Playboy Bunnies and Porn Stars?
When one thinks of the words empowered and feminist, a certain image comes to mind.
An empowered feminist is often thought of as an independent, non-passive woman who thinks
for herself and does not succumb to peer pressure. In the larger context, empowerment and
feminism relate to women’s rights, gender equality, and civil rights movements. In Female
Chauvinist Pigs: Women and the Rise of Raunch Culture, author Ariel Levy characterizes a new
group of women as being overtly sexual and detracting from traditional goals such as “female
empowerment.” Levy states that this new group of women claims that “rebellious” actions such
as dressing promiscuously are empowering and liberating. Through hyperbolic examples and
terminology, Levy attempts to persuade the reader that even though women say that this open,
“tongue-in-cheek” sexuality makes them feel “liberated” and “rebellious,” they are not really
empowered. Levy’s use of hyperbole creates unrealistic examples that detract from her
credibility and fail to support this overarching idea.
Levy conveys the idea that these “empowered” women are dressing in promiscuous styles
that give them a false sense of liberation, but poorly supports it. She tries to emphasize her idea
by saying that women wear shirts that were “emblazoned with the Playboy bunny or say Porn
Star across the chest” with jeans “cut so low they exposed what came to be known as butt

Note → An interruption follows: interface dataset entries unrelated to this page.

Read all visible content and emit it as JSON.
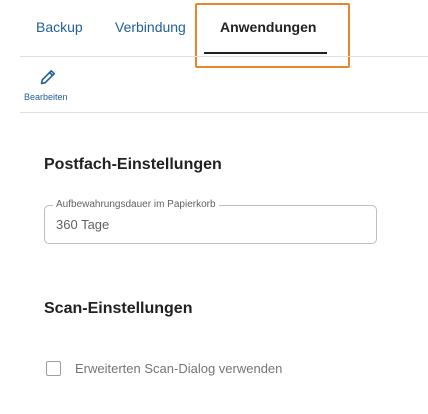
{
  "tabs": {
    "backup": "Backup",
    "verbindung": "Verbindung",
    "anwendungen": "Anwendungen",
    "active": "Anwendungen"
  },
  "toolbar": {
    "edit_label": "Bearbeiten",
    "edit_icon": "pencil-icon"
  },
  "postfach": {
    "title": "Postfach-Einstellungen",
    "retention_label": "Aufbewahrungsdauer im Papierkorb",
    "retention_value": "360 Tage"
  },
  "scan": {
    "title": "Scan-Einstellungen",
    "extended_dialog_label": "Erweiterten Scan-Dialog verwenden",
    "extended_dialog_checked": false
  },
  "colors": {
    "accent": "#1f5f9c",
    "highlight": "#e8862a",
    "text": "#212121",
    "muted": "#757575"
  }
}
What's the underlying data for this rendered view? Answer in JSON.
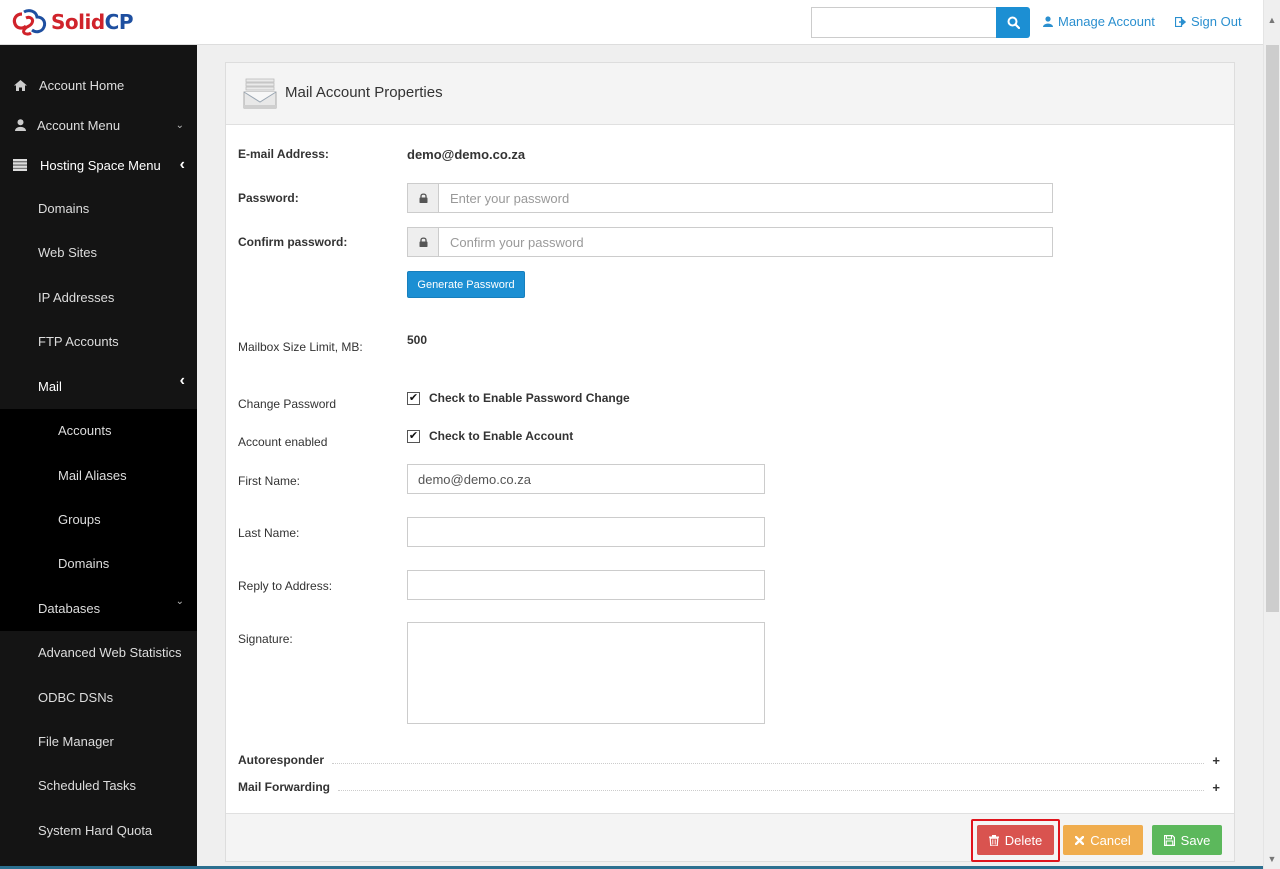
{
  "header": {
    "logo_solid": "Solid",
    "logo_cp": "CP",
    "search_value": "",
    "search_icon": "search-icon",
    "manage_account": "Manage Account",
    "sign_out": "Sign Out"
  },
  "sidebar": {
    "items": [
      {
        "label": "Account Home",
        "icon": "home-icon"
      },
      {
        "label": "Account Menu",
        "icon": "user-icon",
        "chevron": "down"
      },
      {
        "label": "Hosting Space Menu",
        "icon": "list-icon",
        "chevron": "left"
      },
      {
        "label": "Domains"
      },
      {
        "label": "Web Sites"
      },
      {
        "label": "IP Addresses"
      },
      {
        "label": "FTP Accounts"
      },
      {
        "label": "Mail",
        "chevron": "left"
      },
      {
        "label": "Accounts"
      },
      {
        "label": "Mail Aliases"
      },
      {
        "label": "Groups"
      },
      {
        "label": "Domains"
      },
      {
        "label": "Databases",
        "chevron": "down"
      },
      {
        "label": "Advanced Web Statistics"
      },
      {
        "label": "ODBC DSNs"
      },
      {
        "label": "File Manager"
      },
      {
        "label": "Scheduled Tasks"
      },
      {
        "label": "System Hard Quota"
      }
    ]
  },
  "panel": {
    "title": "Mail Account Properties",
    "email_label": "E-mail Address:",
    "email_value": "demo@demo.co.za",
    "password_label": "Password:",
    "password_placeholder": "Enter your password",
    "confirm_label": "Confirm password:",
    "confirm_placeholder": "Confirm your password",
    "generate_button": "Generate Password",
    "mailbox_label": "Mailbox Size Limit, MB:",
    "mailbox_value": "500",
    "change_password_label": "Change Password",
    "change_password_checkbox": "Check to Enable Password Change",
    "change_password_checked": true,
    "account_enabled_label": "Account enabled",
    "account_enabled_checkbox": "Check to Enable Account",
    "account_enabled_checked": true,
    "first_name_label": "First Name:",
    "first_name_value": "demo@demo.co.za",
    "last_name_label": "Last Name:",
    "last_name_value": "",
    "reply_to_label": "Reply to Address:",
    "reply_to_value": "",
    "signature_label": "Signature:",
    "signature_value": "",
    "sections": [
      {
        "label": "Autoresponder",
        "toggle": "+"
      },
      {
        "label": "Mail Forwarding",
        "toggle": "+"
      }
    ]
  },
  "footer": {
    "delete": "Delete",
    "cancel": "Cancel",
    "save": "Save"
  },
  "colors": {
    "primary": "#1c8fd3",
    "danger": "#d9534f",
    "warning": "#f0ad4e",
    "success": "#5cb85c",
    "sidebar_bg": "#141414",
    "highlight_border": "#e0141d"
  }
}
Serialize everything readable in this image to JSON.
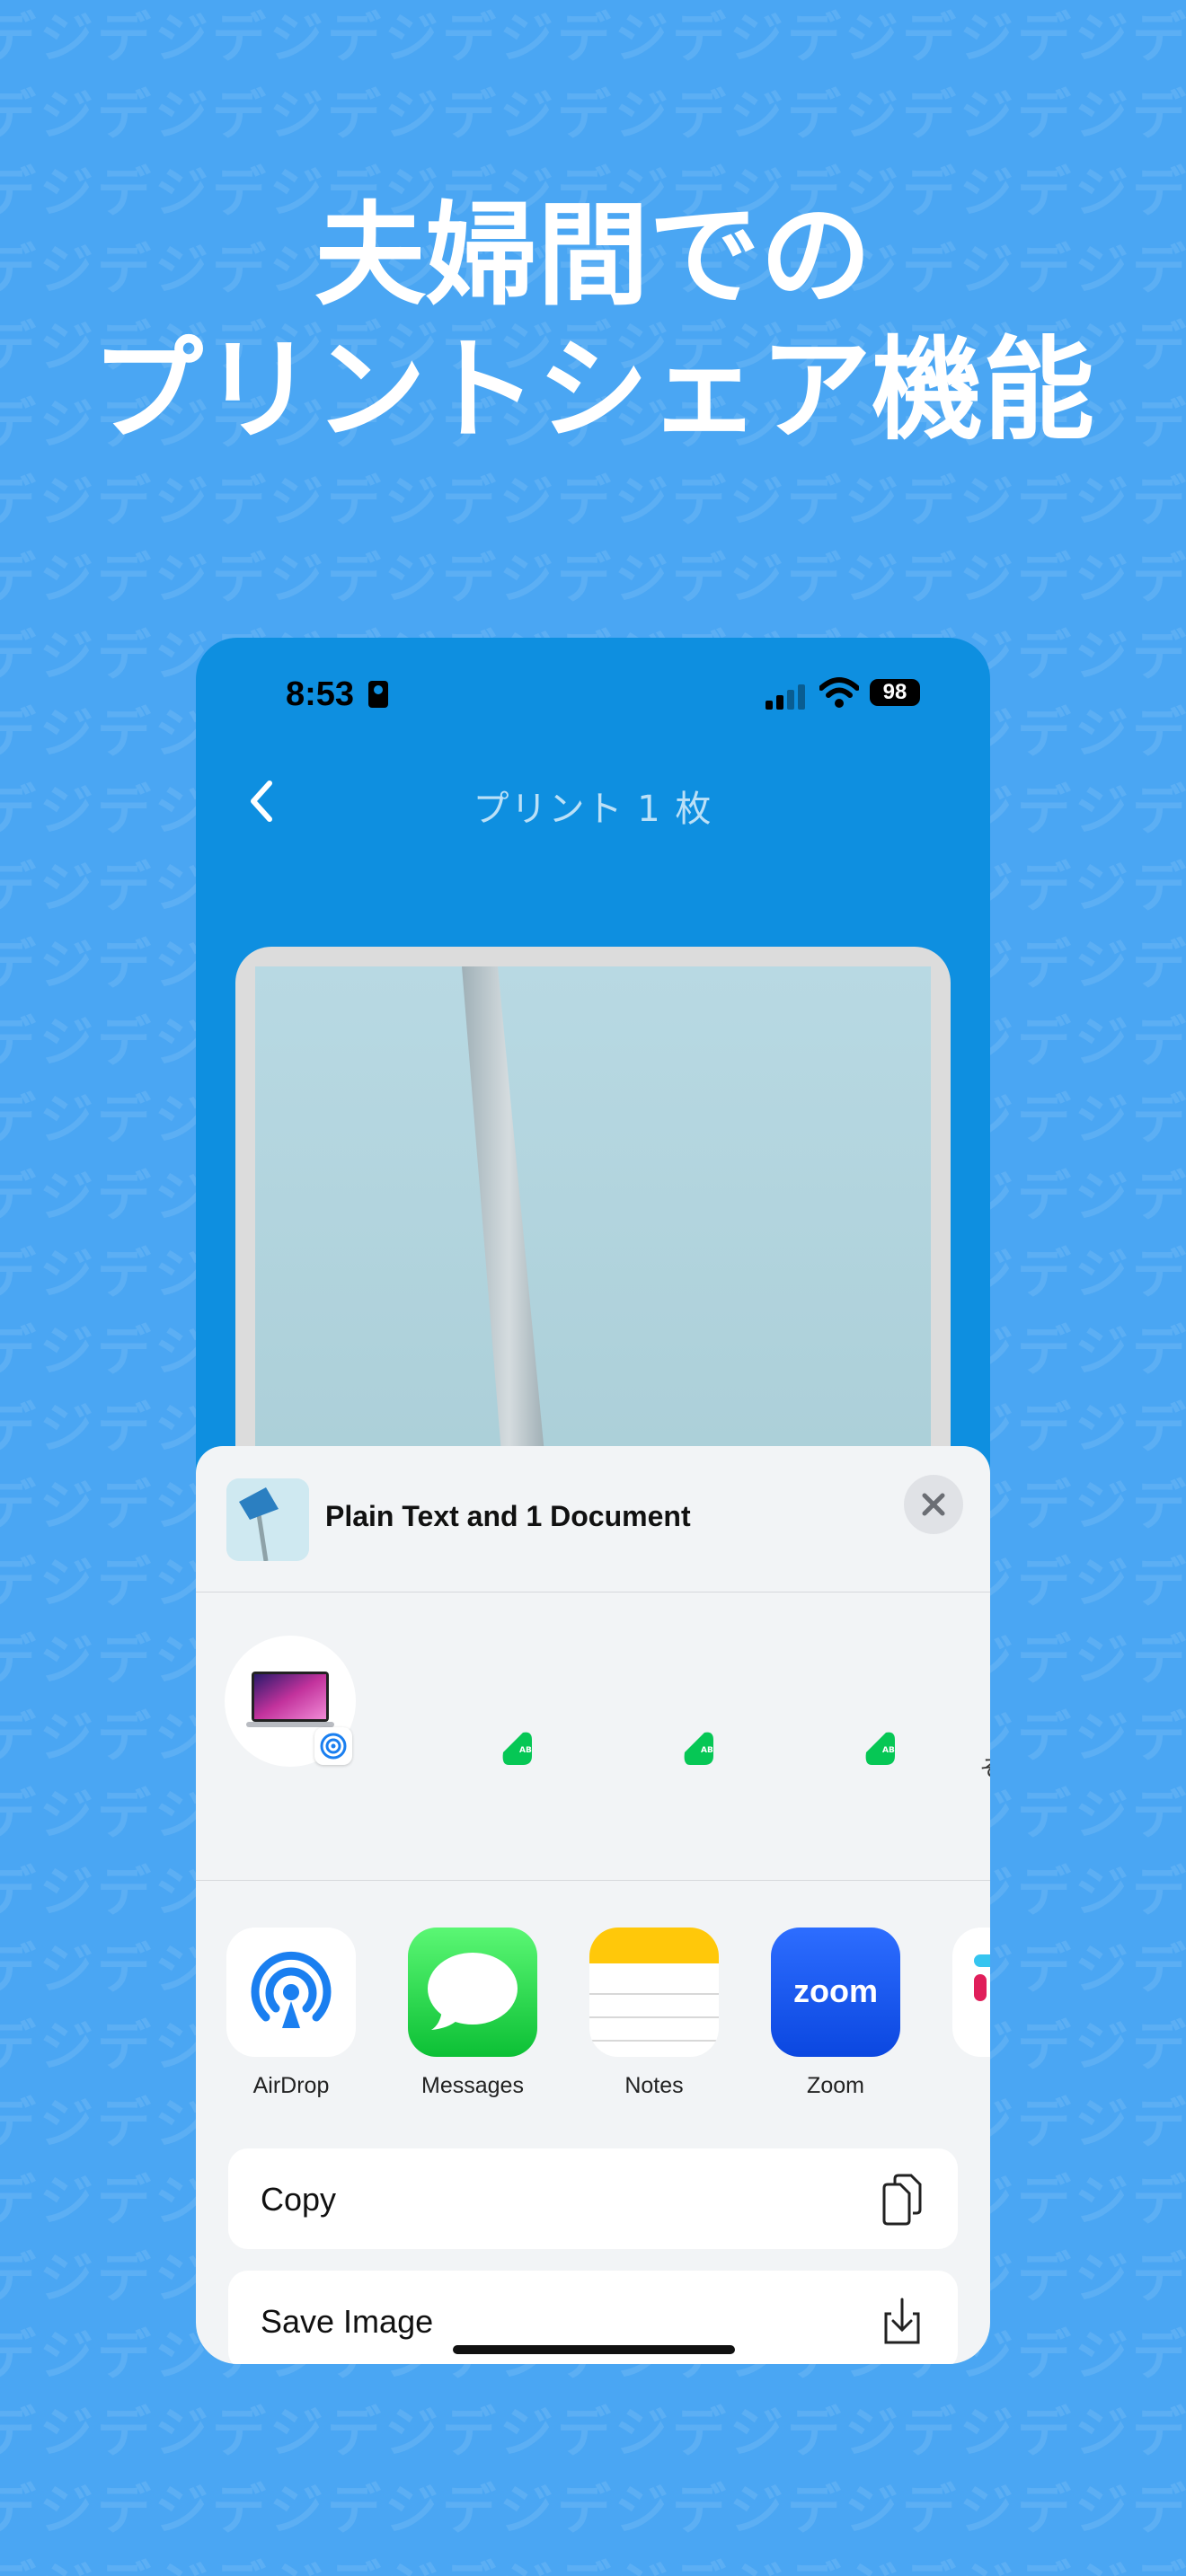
{
  "marketing": {
    "headline_line1": "夫婦間での",
    "headline_line2": "プリントシェア機能",
    "pattern_text": "デジデジデジデジデジデジデジデジデジデジデジデジ"
  },
  "status_bar": {
    "time": "8:53",
    "battery": "98"
  },
  "nav": {
    "title": "プリント 1 枚"
  },
  "share_sheet": {
    "title": "Plain Text and 1 Document",
    "people_row": {
      "cut_label": "そ"
    },
    "apps": [
      {
        "label": "AirDrop",
        "icon": "airdrop-icon"
      },
      {
        "label": "Messages",
        "icon": "messages-icon"
      },
      {
        "label": "Notes",
        "icon": "notes-icon"
      },
      {
        "label": "Zoom",
        "icon": "zoom-icon",
        "icon_text": "zoom"
      }
    ],
    "actions": [
      {
        "label": "Copy",
        "icon": "copy-icon"
      },
      {
        "label": "Save Image",
        "icon": "save-image-icon"
      }
    ]
  },
  "colors": {
    "background": "#4aa6f3",
    "app_header": "#0e8fe0",
    "sheet": "#f2f4f6",
    "line_green": "#06c755",
    "airdrop_blue": "#1a7ff0",
    "zoom_blue": "#0b5cff"
  }
}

cleavage” (Levy, 2). Levy’s use of the terms “Porn Star” and “Playboy” are clear references to
sex. Levy doesn’t just say that women dress in low-cut outfits, but rather chooses to describe
these women as dressing in shirts “emblazoned with the Playboy bunny.” Levy specifically using
the word Playboy instead of simply saying “low-cut shirt” creates a certain image. When one
thinks of the word Playboy, images of attractive, promiscuous women come to mind. Playboy
itself is a sexual magazine that...